Issues facing the renewable sector in Wales
The final chapter of our report looks at a number of issues with implications for Wales’ ability to meet its renewable energy generation potential.
One such issue is intergovernmental relations. Our report emphasizes that effective collaboration and co-operation between the UK and Welsh governments will be essential if Wales is to achieve net zero by 2050. Significant issues such as grid capacity and port infrastructure, in particular, require cross-government working if they are to be resolved, and there are a number of key areas where there are common interests and opportunities for further collaboration between the UK and Welsh governments. We call on the UK Government to focus on maintaining a close working relationship with the Welsh Government, and recommend that, where renewable energy projects in Wales are under consideration, the UK Government should invite Welsh Government Ministers to attend and participate in the Ministerial Delivery Group.
Grid capacity was another issue raised by a number of witnesses. We received a considerable amount of evidence arguing that grid capacity issues are currently significantly hindering renewable energy deployment throughout Wales, and are likely to continue to do so in the future. We call on the UK Government to work in collaboration with Ofgem to plan anticipatory investment in Wales, so that the significant uplift in renewables generation which is likely to occur is not handicapped by our currently severe grid constraints.
Finally, our report discusses the issues with the supply chain and port infrastructure that must be addressed if the country wants to take advantage of the opportunities available for Wales as a potential renewables powerhouse. We call on the UK Government to make clear the likelihood of further funding of ports infrastructure in Wales to support the emerging offshore wind sector. Our report notes that Freeports are one current area where significant investment is being discussed by the UK Government, and our report urges the UK and Welsh governments to reach agreement, as soon as possible, on the funding arrangements for a freeport in Wales. We recommend that, if these discussions can be unblocked, the competition process for a Welsh freeport should place a heavy emphasis on renewable and net-zero considerations and should look to facilitating investment in the development of renewable energy generation.

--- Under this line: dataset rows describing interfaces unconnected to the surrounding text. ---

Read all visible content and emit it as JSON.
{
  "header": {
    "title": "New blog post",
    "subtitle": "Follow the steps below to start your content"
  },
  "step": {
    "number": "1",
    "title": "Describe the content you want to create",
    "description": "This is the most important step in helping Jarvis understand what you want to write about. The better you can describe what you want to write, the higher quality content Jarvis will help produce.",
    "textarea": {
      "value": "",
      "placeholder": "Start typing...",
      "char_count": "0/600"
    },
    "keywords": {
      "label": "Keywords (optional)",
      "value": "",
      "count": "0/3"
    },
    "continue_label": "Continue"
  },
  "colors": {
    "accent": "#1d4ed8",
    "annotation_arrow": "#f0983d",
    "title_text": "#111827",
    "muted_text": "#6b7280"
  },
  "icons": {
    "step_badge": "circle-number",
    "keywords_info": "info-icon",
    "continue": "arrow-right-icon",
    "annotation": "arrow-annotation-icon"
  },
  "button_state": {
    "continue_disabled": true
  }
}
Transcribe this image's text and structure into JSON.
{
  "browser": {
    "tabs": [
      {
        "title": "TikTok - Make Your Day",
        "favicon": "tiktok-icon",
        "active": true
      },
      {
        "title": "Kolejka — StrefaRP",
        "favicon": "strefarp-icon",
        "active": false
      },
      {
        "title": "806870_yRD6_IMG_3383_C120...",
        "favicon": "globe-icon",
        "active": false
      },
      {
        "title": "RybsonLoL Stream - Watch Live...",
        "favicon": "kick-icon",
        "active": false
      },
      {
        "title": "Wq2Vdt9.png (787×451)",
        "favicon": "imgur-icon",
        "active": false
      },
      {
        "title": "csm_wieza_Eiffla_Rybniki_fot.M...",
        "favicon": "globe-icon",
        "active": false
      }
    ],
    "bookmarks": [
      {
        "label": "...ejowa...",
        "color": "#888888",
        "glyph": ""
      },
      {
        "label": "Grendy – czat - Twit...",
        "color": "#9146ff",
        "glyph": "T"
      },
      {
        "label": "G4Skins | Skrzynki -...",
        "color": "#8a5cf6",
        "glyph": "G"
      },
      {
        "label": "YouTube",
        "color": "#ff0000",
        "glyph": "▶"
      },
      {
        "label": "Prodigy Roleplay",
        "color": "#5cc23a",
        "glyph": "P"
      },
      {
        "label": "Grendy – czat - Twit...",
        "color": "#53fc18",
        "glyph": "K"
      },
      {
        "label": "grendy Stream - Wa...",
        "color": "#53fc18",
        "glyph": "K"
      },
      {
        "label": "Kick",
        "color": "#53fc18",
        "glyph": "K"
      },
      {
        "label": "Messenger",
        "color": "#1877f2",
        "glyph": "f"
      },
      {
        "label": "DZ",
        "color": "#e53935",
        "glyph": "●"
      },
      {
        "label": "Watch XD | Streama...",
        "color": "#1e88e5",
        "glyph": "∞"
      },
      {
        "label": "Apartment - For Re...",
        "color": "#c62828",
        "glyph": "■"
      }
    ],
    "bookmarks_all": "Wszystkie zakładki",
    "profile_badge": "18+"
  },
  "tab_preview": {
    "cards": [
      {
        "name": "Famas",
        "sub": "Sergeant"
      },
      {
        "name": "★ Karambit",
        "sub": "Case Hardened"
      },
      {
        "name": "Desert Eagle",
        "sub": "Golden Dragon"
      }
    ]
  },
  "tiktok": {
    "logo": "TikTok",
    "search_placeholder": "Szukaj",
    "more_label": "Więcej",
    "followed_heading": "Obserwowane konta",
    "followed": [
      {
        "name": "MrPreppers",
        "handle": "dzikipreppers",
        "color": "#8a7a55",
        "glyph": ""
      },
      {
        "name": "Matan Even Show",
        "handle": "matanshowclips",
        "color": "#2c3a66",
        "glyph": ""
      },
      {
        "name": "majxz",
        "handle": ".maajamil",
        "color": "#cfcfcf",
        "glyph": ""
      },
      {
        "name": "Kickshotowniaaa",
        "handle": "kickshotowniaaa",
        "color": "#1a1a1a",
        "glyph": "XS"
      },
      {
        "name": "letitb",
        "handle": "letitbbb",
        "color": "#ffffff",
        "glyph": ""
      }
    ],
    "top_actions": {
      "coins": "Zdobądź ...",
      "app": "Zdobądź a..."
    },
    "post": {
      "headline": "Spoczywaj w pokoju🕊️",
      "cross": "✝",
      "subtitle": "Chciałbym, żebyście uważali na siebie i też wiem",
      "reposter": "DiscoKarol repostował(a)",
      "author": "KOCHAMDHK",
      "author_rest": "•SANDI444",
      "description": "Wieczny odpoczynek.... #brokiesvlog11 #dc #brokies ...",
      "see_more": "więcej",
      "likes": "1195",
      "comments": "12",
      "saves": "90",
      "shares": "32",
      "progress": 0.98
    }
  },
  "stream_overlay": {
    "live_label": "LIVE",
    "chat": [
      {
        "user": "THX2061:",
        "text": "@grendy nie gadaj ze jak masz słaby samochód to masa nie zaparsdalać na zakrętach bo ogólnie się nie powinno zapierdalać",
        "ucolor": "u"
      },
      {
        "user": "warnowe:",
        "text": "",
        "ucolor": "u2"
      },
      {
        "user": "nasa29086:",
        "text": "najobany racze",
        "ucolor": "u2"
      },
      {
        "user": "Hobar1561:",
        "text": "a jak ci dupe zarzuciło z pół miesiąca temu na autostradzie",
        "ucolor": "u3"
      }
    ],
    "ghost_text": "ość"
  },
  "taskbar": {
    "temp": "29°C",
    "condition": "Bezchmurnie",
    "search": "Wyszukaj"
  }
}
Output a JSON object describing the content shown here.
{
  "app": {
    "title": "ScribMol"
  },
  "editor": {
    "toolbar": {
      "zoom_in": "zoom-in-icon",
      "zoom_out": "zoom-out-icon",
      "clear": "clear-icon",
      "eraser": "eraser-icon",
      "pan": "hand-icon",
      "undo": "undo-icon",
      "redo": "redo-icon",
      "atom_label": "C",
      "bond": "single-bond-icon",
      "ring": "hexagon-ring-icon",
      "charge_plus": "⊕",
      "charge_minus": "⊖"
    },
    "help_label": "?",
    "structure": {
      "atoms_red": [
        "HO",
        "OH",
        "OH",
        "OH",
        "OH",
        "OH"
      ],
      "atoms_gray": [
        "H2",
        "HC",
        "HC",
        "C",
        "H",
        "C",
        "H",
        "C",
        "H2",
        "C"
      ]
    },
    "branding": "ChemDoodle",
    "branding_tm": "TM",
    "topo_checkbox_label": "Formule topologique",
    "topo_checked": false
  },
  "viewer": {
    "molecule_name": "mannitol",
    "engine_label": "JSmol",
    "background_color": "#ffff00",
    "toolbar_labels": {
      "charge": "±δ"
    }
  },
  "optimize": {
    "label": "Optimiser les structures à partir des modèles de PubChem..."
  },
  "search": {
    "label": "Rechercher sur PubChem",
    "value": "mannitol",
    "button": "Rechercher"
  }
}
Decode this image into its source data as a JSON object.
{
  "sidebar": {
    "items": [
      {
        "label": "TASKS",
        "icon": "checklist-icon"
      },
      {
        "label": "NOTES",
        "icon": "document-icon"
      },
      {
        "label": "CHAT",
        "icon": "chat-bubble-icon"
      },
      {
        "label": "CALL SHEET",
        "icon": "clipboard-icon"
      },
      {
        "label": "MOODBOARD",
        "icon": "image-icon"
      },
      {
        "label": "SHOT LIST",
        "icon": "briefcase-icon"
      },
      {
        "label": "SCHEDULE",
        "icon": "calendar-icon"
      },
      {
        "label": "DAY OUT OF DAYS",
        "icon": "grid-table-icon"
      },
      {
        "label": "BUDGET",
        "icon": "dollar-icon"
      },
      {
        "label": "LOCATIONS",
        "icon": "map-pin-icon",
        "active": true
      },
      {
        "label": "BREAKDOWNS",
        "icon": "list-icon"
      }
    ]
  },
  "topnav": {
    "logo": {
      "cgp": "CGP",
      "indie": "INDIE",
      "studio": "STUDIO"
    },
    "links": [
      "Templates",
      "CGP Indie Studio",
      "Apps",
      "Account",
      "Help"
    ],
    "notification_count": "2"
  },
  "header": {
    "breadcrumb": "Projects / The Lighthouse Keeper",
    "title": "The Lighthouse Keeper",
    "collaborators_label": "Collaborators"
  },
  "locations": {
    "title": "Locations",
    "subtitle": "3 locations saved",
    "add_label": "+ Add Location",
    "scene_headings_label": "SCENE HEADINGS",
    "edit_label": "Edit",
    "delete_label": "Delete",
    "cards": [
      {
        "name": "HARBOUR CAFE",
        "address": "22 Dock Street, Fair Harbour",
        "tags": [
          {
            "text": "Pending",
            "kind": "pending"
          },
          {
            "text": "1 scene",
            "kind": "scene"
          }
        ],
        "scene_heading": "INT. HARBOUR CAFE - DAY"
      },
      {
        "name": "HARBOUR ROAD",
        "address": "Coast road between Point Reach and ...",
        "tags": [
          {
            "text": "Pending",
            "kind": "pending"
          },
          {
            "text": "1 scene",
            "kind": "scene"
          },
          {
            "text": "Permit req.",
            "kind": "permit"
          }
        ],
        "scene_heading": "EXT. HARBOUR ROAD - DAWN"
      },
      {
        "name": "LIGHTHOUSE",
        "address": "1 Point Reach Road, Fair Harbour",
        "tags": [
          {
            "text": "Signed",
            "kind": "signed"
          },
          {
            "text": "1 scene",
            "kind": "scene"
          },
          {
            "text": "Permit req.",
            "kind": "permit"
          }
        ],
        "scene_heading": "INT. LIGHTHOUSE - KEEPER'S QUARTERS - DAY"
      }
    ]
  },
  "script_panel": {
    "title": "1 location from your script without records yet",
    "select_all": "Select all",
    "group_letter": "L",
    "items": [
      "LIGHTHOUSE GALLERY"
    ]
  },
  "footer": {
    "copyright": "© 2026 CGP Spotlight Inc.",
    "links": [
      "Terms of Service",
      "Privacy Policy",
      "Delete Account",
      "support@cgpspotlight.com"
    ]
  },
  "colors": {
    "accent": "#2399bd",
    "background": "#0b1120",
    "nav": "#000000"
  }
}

Our report also acknowledges the importance of Wales looking elsewhere for best practice. In particular, we recommend that the UK and Welsh governments, as well as port operators, and energy companies with developments in Wales, should work together to learn the lessons from the North East of England, where a clear strategy, focus, and public and private sector investment have led to the Port of Blyth becoming a hub for renewable energy development and jobs.